I had thought in the hours leading up to this point that we were out far enough to get around the harbor. I was very wrong. As I swam in he tumultuous waters, I noticed that I was drifting closer and closer in. I was half way through the first section of harbor and fighting hard. The waves in here were at least 5-7 feet high and the boat would completely disappear with each wave crest. I kept going and at some point heard the boat yelling that I was getting to close. I looked up and saw the light at the end of the small craft harbor. It was on top of a jetty made of broken concrete and rocks. I thought I was okay and took a couple of strokes of breaststroke to get my bearings. I wasn’t far enough at all, I slammed my left foot into a pile of debris putting what would turn out to be a 2 inch cut that probably could have used stitches.

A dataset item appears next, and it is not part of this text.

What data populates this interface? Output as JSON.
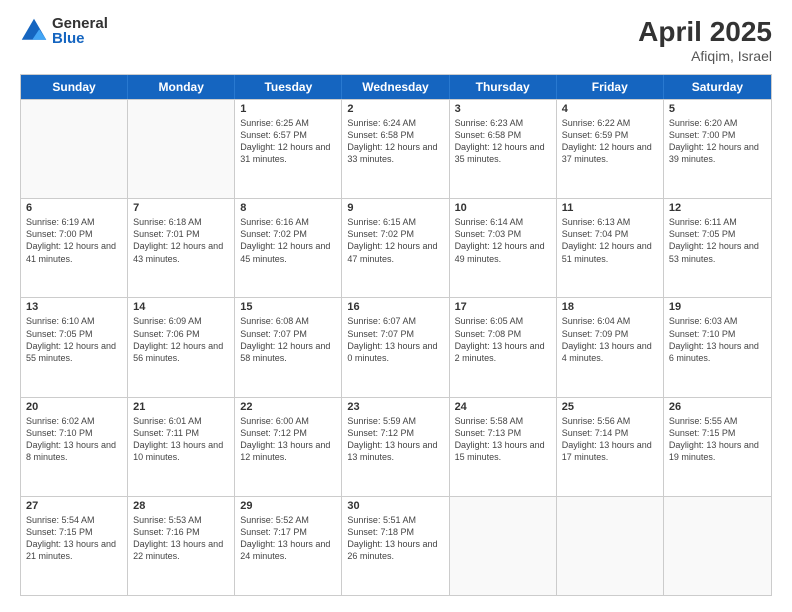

I had to head straight out at this point and fight to get south enough to not get my whole body slammed into this jetty. It was brutal for a short while as I headed directly into the wind an waves. I got around the first jetty and headed west again. The boat was telling me to head towards a set of lights and I did. What we failed to realize was that there was a concrete pier in between us and these lights. This was in the freighter part of the harbor and the waves and backsplash (wrong word) was at its height here. At one point my whole body was lifted completely out of the water. I was getting slammed from all directions. The team realized I had to go straight out again so I headed back straight out. It was crazy. I made it around this one and had a little ways to go before I was to be clear of the harbor. This was taking it out of me. I knew I would get a break in a while so I just kept going. There were two huge silo looking things and I knew if I got passed them I was almost done. The third harbor was set back a bit so I didn’t think I would have to go straight out again. The team I don’t think knew about this third harbor and as we finally got a little clearance they said come eat. I would have liked to, but I was now feeling the effects of getting slammed and drinking gallons of salt water. I stopped for a second and began violently throwing up, and I mean the body wrenching can’t stop to I have thrown it all up kind of barfing. I just lost all of the nutrition I had diligently been putting in my body. I had an extremely brief moment when I thought, “Well, that’s it I am done. I can’t believe I just threw up everything and cut the shit of my foot and I am done at 6 or 7 hours.” It lasted only for a second, because I all of a sudden felt great. My stomach was settled and I was calm. The boat called me to come eat, and I said after the last point. They thought I had lost my mind cause they couldn’t see another point as the last harbor was indeed farther inshore and not going to be an issue. I came in and ate and swam around the north side of the boat. I noticed that one of the kayaks we were towing was gone. I thoutght, “That is gonna cost me.” Jeff Beck from the Backpacker, who was ultimately responsible for them said to forget about it, that the boat had to stay with me. Unbeleiveable.
I am going to get a tetnus shot. Hopefully i will complete this afternoon.
You don't have to be a fantastic hero to do certain things - to compete. You can be just an ordinary chap, sufficiently motivated to reach challenging goals.